It was around midnight in Busega, a suburb of Uganda’s capital city Kampala. The man asked to be taken to Bulenga, a village a few miles away. When they reached a gate at their destination, the passenger got off the boda boda, set the child on the roadside, then grabbed Kyosika by the throat.
Suddenly two men joined in the attack. One used a hammer to hit Kyosika. Laying on the ground, bleeding after several blows to the head, Kyosika says he watched as the passenger put the child back on his motorbike and drove away.
Kyosika managed to crawl to a nearby house for help, but he says he’s certain the attackers intended to rob and kill him.
That was five years ago. Today, violent attacks on boda bodas remain common across the country.
Frustrated with police response, boda boda drivers are increasingly turn to mob justice.
In 2018, there were 4,612 reported cases of stolen motorbikes – up from 4,259 cases the previous year. The vast majority of the motorbikes stolen are boda bodas, says Fred Enanga, a public relations officer with the Uganda Police Force.
Similarly, murders by angry mobs are on the rise. Last year, 636 cases of murder by mob justice were reported, up from 603 in 2017.
Boda boda drivers are often participants in mob justice, Enanga says. In metropolitan Kampala alone, he says there are as many as 11 vigilante acts reported each week.
“There are those who don’t believe in police,” Enanga says. “They think taking the law into their own hand will create fear and they believe it’s one way of seeking justice quickly.”
Boda boda drivers say they have to act because authorities fail to protect them.
The Century Boda Boda Association, an industry group, reports that its over 800,000 members face constant threats to their lives and property nationwide. Mutyaba Siraje, chairman of the association, says that boda boda drivers are killed every day and suspects are too often set free after they are arrested. That’s why drivers are turning to illegal vigilante violence.
Investigations of crimes against boda boda drivers take time, and this can be frustrating, Enanga says.
But their behavior is both illegal and unacceptable, he says.
Kikoola Douglas,who was shot in the arm and ribs in a boda boda robbery last year in Kampala, objects to the short sentences boda boda thieves receive.
“There is no boda boda thief who reforms after imprisonment,” Kikoola says, adding that he supports mob justice. “There is a saying that if you want to get rid of a tree, you don’t cut off the branches, you uproot it. That is what is done with the suspected thieves.”

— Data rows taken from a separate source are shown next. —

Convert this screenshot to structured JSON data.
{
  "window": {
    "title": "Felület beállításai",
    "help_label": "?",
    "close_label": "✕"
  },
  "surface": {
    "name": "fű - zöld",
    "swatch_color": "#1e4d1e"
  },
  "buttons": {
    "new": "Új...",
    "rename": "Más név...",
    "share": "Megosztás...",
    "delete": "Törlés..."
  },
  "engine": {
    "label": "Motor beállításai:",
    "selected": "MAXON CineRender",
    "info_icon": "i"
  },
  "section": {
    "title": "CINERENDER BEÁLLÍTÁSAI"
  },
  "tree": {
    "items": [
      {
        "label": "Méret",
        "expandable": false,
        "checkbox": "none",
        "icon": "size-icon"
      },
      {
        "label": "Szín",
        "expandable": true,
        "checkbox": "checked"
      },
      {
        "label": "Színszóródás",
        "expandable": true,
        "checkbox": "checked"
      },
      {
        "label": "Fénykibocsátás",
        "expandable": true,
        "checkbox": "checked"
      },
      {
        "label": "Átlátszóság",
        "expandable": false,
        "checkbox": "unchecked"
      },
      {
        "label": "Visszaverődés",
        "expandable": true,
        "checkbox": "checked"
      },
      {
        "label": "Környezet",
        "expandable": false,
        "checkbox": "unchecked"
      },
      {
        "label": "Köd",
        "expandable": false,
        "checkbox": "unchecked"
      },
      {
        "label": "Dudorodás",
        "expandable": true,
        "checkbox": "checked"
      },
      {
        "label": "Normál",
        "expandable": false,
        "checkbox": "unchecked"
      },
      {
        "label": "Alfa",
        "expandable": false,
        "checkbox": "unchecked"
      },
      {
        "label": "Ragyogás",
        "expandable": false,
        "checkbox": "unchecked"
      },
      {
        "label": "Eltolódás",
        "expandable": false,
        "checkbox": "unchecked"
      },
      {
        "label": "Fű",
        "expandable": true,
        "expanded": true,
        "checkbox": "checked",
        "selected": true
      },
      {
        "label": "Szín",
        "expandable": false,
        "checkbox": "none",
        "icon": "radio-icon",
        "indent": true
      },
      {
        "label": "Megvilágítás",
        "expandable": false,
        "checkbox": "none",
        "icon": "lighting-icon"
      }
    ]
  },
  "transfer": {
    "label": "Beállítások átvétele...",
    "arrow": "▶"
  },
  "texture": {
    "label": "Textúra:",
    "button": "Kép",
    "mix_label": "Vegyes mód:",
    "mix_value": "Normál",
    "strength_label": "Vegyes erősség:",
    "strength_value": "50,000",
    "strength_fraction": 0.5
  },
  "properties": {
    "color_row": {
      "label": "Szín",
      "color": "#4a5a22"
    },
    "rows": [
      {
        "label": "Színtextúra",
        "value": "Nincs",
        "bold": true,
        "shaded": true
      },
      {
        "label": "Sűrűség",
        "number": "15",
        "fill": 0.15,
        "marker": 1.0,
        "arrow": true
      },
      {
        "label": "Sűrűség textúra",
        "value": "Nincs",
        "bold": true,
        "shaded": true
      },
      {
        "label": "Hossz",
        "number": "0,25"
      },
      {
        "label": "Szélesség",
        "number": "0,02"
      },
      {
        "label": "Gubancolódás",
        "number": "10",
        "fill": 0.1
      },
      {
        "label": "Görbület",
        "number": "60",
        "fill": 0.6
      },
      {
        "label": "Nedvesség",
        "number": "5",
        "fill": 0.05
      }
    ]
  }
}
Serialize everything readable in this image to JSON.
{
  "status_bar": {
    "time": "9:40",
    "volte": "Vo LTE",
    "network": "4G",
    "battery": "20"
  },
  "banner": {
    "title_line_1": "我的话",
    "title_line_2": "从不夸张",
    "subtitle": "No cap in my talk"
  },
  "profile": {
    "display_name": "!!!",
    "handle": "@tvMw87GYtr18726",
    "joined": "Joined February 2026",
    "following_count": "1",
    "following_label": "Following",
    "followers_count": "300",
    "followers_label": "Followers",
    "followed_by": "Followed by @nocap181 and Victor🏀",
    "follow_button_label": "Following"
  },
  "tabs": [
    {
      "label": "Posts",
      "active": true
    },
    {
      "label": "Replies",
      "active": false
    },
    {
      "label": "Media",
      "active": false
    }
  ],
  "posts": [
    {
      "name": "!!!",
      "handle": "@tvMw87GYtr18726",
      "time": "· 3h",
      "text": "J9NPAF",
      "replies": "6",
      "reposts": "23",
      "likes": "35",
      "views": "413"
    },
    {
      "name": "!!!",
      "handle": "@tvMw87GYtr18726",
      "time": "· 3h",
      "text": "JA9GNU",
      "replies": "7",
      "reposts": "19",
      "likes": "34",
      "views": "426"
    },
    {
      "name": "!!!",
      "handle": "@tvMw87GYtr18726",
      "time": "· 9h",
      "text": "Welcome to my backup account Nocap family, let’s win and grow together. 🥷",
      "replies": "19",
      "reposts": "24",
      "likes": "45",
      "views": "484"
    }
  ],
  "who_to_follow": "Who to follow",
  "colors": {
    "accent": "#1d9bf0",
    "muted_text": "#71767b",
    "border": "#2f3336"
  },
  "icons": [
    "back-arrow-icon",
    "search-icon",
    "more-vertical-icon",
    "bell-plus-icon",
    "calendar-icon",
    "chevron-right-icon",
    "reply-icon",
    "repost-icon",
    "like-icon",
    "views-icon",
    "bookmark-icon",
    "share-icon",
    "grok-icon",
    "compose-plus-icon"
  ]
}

Boda boda passenger Senoga Shafik says he understands why drivers have embraced vigilantism.
“They are getting desperate and see that justice in many cases has been delayed or denied, and the only way they feel empowered is to take matters into their own hands,” he says.
But mob action can also obstruct justice. Enanga says that killing suspected thieves hurts investigations.
Kasule Suleiman, a boda boda driver in Nansana, a town about 8 kilometers (5 miles) away from Kampala, says he has mixed feelings on the issue.
“Killing suspects isn’t always a great thing to do because these people work in a gang. Now when you kill one of them, police lose out a chance to interrogate him to discover more others of his group,” Suleiman says. But he still thinks mob justice is necessary.
Siraje of the Boda Boda Association advises drivers to be more cautious when they pick up passengers, especially after dark. He suggests screening passengers with questions before they board.
Kyosika, the boda boda driver attacked with a hammer, did that.
“He told me his wife had abandoned him with a child,” Kyosika says of the thief that robbed him and left him for dead. “I even felt sorry for him, for my fellow man.”
Today Kyosika says he supports mob justice and that boda boda thieves do not deserve mercy, because they themselves are merciless.
Nakisanze Segawa, GPJ Uganda, translated some interviews from Luganda.
Correction: This story was updated to correctly identify Fred Enanga. Global Press Journal regrets this error.